In addition to audit vigilance, aggressive post-Wayfair interpretations, and the potential for accelerated sales tax collection regimes, businesses should note that states will also look to two time-honored approaches to expand the reach of the sales tax: tax rate increases and tax base expansion. Although neither is politically attractive, the need for revenue and the desire not to make devastating budget cuts that could stall an economic recovery coming out of the pandemic may necessarily lead states down one of these paths.

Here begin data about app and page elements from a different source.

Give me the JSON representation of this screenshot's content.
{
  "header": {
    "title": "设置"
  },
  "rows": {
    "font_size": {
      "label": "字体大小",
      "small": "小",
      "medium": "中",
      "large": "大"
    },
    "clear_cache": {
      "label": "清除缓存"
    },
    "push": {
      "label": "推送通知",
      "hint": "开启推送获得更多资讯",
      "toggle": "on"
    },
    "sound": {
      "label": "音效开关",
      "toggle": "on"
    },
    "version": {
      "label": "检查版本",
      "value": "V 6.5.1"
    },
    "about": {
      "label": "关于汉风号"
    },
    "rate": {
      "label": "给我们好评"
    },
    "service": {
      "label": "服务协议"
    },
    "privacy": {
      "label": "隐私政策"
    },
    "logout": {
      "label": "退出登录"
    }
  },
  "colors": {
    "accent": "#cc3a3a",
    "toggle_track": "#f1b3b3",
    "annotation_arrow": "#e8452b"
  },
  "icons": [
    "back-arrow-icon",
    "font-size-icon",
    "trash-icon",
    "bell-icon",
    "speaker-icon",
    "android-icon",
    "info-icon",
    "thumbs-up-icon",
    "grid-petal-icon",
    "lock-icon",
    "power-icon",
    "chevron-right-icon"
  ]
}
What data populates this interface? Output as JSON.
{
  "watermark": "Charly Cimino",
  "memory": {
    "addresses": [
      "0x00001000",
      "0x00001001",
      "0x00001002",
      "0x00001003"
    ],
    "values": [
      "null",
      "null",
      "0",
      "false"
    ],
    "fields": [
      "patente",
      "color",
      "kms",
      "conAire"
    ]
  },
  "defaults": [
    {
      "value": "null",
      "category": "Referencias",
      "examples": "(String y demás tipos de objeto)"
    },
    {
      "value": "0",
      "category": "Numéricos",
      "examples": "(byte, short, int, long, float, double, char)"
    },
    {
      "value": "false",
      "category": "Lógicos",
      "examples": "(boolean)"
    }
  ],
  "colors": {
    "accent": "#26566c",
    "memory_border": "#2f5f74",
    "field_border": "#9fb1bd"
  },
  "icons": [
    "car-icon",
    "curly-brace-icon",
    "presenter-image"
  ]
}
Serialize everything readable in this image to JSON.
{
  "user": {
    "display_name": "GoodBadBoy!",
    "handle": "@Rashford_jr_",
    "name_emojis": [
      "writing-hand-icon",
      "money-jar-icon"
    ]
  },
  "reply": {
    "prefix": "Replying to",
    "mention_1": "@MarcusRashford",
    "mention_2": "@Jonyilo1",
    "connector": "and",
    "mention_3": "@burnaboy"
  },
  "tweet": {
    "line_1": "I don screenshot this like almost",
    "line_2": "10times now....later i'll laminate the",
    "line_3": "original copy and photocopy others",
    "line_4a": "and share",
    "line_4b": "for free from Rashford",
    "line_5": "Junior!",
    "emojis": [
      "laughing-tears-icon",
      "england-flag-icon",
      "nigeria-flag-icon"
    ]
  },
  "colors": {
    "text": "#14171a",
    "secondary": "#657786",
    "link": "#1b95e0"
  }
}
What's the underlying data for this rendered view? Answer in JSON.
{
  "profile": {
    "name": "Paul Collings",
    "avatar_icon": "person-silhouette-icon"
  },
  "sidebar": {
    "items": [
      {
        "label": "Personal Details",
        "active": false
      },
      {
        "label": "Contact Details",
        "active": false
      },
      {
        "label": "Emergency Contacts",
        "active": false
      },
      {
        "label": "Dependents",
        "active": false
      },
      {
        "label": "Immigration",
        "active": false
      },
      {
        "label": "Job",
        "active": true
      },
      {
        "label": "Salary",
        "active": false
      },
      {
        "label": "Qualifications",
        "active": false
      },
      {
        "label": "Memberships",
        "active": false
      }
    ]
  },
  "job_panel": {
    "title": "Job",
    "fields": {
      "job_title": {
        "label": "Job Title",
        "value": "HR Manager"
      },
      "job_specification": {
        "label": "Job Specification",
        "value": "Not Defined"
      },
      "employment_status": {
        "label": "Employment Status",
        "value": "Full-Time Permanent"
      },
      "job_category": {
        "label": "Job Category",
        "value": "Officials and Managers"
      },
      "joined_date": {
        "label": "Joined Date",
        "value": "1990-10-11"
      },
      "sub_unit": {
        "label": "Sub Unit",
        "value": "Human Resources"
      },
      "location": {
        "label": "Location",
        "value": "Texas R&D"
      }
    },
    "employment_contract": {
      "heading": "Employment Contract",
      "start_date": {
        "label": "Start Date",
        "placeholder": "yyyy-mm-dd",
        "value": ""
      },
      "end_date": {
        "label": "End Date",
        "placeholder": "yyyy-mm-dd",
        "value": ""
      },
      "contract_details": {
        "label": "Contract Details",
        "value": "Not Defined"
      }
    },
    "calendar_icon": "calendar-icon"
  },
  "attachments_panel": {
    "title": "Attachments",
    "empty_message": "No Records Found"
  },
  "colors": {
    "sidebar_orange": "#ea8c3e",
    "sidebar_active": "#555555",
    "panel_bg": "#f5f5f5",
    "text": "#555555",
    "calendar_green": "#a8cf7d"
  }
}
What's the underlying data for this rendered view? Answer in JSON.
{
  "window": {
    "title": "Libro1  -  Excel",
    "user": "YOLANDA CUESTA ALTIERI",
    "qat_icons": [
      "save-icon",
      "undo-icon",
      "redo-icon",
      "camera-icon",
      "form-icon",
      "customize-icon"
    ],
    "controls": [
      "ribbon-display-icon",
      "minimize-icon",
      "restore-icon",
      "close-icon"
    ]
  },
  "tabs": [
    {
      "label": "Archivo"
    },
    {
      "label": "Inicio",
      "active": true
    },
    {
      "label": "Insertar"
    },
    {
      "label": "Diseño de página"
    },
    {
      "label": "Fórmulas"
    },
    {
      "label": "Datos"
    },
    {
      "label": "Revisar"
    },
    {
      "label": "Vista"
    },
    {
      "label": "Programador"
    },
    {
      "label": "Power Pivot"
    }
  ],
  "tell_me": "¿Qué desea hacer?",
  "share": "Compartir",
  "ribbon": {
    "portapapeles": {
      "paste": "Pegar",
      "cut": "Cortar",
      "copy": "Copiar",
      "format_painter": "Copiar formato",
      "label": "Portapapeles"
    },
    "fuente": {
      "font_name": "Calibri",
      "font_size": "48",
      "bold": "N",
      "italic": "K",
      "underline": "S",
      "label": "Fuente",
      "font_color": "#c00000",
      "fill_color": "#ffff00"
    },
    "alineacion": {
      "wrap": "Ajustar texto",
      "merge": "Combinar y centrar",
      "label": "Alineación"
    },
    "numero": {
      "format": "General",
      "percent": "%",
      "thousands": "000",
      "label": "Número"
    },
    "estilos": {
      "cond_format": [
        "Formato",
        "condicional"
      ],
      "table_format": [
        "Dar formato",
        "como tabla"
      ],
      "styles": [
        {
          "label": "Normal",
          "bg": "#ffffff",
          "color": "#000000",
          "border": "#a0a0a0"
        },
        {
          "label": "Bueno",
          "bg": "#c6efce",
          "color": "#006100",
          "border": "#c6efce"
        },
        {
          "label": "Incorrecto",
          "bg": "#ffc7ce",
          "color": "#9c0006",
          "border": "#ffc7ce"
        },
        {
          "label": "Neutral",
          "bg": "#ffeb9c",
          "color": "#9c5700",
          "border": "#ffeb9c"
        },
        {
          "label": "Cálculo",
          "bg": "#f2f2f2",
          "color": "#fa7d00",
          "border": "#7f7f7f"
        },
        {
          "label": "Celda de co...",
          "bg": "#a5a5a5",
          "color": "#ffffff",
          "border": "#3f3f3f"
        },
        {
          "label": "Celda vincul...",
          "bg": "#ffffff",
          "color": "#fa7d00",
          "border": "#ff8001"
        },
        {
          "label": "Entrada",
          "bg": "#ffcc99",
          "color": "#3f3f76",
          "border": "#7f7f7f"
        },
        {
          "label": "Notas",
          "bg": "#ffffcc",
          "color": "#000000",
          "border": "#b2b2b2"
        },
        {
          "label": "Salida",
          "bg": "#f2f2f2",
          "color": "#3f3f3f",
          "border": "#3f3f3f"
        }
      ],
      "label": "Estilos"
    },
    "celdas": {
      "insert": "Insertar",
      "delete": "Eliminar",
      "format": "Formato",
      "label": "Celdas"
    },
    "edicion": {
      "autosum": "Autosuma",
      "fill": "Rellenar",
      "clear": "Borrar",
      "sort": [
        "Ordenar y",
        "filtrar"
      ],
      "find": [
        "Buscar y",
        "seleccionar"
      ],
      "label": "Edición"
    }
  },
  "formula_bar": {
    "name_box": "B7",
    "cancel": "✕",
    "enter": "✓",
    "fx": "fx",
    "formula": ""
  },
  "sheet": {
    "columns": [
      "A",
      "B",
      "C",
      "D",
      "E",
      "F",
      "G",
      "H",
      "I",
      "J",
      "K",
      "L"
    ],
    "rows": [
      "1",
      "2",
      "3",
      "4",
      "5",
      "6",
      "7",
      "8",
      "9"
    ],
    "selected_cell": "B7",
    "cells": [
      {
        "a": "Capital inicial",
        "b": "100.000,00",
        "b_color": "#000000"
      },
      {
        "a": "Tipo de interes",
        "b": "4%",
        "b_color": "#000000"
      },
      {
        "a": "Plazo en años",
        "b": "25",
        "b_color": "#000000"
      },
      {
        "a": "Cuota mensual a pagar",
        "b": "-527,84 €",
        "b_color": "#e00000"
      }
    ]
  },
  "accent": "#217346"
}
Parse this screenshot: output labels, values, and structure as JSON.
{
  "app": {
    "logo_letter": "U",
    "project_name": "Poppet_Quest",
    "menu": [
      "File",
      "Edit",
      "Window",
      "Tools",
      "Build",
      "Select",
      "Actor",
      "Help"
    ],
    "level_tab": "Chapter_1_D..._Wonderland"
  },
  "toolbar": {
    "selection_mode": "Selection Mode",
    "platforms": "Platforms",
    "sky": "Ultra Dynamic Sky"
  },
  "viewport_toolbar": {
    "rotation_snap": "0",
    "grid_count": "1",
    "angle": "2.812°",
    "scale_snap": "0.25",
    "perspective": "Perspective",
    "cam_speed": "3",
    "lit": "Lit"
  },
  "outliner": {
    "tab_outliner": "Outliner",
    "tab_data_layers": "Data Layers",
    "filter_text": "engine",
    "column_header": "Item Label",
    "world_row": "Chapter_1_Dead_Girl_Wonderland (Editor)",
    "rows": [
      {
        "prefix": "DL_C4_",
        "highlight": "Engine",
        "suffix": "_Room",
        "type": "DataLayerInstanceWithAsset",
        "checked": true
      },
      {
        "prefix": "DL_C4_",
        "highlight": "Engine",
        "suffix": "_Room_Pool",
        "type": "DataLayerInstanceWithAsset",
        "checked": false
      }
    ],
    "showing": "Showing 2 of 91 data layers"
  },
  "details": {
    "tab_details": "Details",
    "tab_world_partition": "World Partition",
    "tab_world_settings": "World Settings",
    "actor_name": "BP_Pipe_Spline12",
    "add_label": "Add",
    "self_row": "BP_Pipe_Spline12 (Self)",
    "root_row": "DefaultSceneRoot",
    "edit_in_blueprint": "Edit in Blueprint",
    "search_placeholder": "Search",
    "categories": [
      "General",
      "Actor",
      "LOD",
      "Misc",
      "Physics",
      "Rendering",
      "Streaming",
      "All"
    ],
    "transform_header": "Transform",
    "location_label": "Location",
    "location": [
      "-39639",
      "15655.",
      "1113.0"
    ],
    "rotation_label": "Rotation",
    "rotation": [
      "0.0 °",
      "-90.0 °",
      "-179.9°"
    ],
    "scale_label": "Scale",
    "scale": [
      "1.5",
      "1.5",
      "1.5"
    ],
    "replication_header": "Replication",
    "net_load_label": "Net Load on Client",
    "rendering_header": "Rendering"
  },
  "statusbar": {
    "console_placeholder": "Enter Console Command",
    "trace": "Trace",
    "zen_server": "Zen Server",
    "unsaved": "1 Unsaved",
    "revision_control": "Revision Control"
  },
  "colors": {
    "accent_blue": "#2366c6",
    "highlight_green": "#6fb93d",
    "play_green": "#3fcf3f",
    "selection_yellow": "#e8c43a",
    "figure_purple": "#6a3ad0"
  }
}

To counter arguments that a general sales tax rate increase is inherently regressive and falls on those least able to afford it, states could raise tax rates on specific products, akin to Connecticut’s “luxury goods” tax adopted several years ago. One negative consequence of such a policy is that, if taken to the extreme, adding numerous state and local tax rates applicable to certain products complicates the sales tax compliance process. Tax base expansion appears to be the more likely approach, particularly as the shift to a digital economy has prevailed even more during the pandemic. In the coming year, several states are expected to consider either specified gross receipts taxes on digital goods and services or an expansion of their existing sales tax to cover digital goods and services.
Finally, as a potential counterpoint to the revenue-raising measures states are likely to take in the coming year, states could be constrained from becoming too aggressive by the simple fact that everyone wants their favorite businesses to survive and eventually thrive in the post-pandemic world. One way in which states could give the most affected businesses an opportunity to beat back the economic effect of the pandemic is through targeted sales tax relief. At the beginning of the pandemic, several states offered short-term relief from sales tax filing and remittance requirements to businesses particularly impacted by the declining economy. But relief was far from universal.
Maryland is one state that has continued to provide relief during the most challenging periods of the pandemic. The state recently extended the time to file sales/use tax returns, along with accompanying payments, for the December 2020, January 2021, and February 2021 tax periods to April 15, 2021. In addition, Maryland Governor Larry Hogan recently offered as part of a proposed emergency stimulus and tax relief package a sales tax credit for certain small businesses of up to $3,000 per month for up to four months. The Maryland legislature is likely to consider the relief package in upcoming months.
Clearly, the pandemic has left an indelible mark on our economy and our collective psyche. As the pandemic begins to recede in the rearview mirror, we might sense that some consumption patterns that arose as a matter of necessity will remain for a very long time. This shift may permanently amplify the role of remote sellers and marketplace facilitators as significant and essential actors in our economy. It can only be hoped that policymakers recognize that the powerful tools they now have to generate significantly more sales tax revenue in a post-pandemic, post-Wayfair world need to be used responsibly to ensure a robust recovery.
Jamie Yesnowitz, a principal at Grant Thornton LLP, is the firm’s state and local tax leader in the Washington National Tax Office.